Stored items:
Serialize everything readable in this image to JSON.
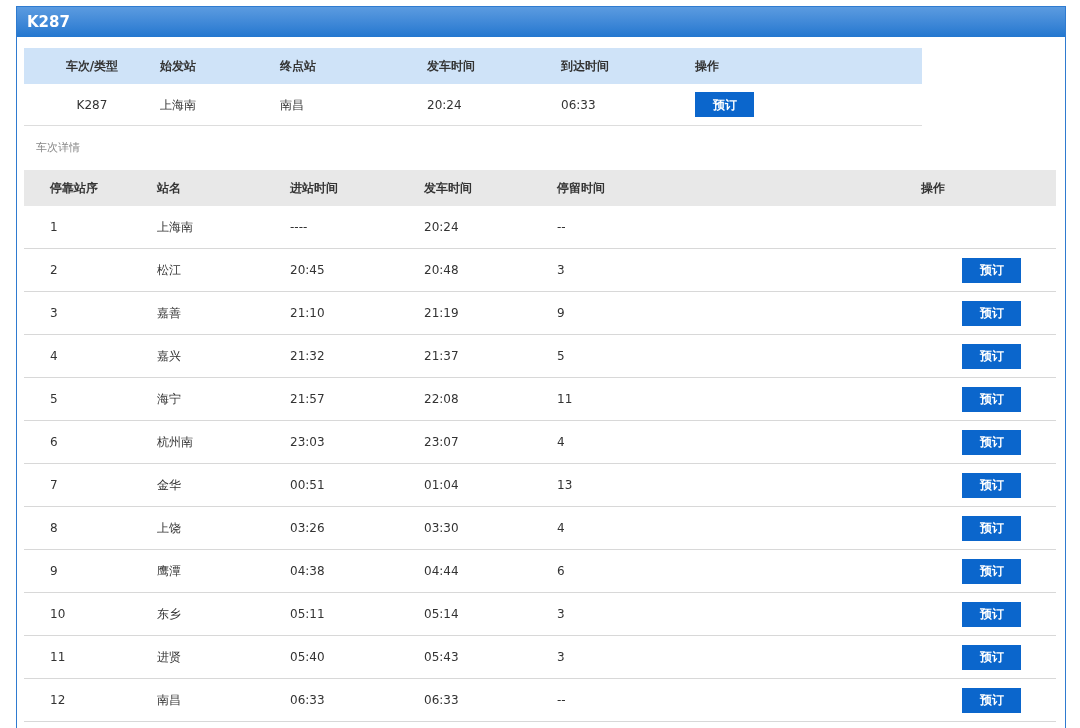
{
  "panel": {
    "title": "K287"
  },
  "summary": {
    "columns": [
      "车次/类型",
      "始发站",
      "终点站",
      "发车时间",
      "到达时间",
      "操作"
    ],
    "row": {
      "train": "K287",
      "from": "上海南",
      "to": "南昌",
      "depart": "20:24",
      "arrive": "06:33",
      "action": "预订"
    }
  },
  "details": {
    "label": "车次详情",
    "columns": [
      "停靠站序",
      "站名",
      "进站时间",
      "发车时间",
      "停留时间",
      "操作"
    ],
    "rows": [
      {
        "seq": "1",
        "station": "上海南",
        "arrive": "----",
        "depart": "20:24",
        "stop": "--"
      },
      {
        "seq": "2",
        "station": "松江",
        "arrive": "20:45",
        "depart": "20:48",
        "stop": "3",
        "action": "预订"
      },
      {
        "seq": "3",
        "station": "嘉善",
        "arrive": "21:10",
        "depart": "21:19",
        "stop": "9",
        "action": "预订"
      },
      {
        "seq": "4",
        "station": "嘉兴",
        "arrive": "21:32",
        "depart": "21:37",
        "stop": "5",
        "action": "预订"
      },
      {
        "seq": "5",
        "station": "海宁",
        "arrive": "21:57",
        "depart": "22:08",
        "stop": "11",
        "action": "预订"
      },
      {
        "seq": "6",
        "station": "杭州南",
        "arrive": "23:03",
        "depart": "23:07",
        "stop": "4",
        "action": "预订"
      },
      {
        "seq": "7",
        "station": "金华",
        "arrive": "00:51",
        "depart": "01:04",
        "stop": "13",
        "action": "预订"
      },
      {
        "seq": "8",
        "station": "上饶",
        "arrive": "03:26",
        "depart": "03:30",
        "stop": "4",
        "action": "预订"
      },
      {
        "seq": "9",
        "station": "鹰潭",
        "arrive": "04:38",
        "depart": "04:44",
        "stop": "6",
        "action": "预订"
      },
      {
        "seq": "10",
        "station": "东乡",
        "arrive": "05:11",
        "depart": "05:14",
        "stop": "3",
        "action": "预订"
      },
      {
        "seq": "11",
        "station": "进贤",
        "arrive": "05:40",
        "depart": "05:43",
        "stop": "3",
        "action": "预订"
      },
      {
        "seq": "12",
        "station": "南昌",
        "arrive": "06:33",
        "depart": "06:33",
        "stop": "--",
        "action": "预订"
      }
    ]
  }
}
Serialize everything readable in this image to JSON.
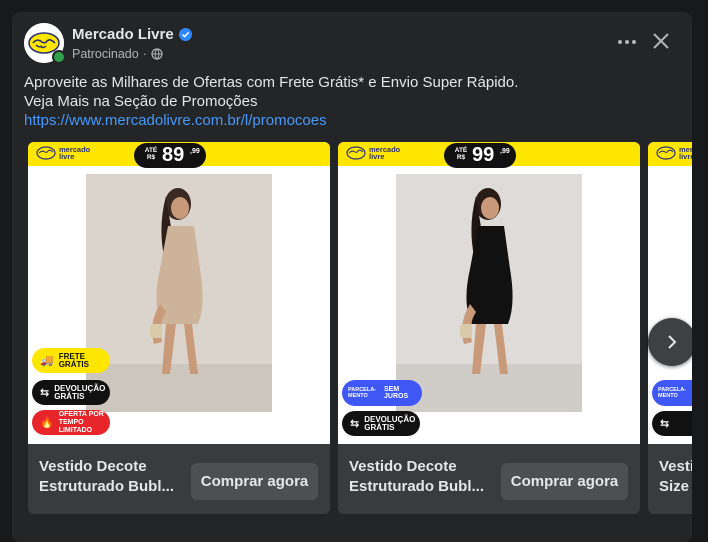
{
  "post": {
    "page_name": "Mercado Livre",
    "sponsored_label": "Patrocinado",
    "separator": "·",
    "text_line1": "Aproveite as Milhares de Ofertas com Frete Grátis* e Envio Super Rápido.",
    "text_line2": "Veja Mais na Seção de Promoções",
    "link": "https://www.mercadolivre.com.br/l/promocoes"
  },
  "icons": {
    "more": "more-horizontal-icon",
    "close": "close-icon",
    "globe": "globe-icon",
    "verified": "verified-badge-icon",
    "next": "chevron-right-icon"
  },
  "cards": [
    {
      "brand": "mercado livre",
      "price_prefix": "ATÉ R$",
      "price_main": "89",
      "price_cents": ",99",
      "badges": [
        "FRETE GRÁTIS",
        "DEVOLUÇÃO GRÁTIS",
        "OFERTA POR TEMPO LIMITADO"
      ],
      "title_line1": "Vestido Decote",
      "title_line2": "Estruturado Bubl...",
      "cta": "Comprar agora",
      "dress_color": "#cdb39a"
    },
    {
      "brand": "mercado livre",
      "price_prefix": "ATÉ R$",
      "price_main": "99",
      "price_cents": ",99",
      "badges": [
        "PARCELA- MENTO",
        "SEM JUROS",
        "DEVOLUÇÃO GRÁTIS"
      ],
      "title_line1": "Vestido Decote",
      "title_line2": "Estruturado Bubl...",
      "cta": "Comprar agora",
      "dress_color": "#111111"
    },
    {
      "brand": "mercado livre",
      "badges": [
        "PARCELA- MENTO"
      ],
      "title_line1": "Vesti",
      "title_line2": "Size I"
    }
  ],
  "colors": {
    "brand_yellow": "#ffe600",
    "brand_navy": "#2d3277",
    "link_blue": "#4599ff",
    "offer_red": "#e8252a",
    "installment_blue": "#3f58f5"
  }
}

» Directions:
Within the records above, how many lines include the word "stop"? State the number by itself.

» Response to this task:
12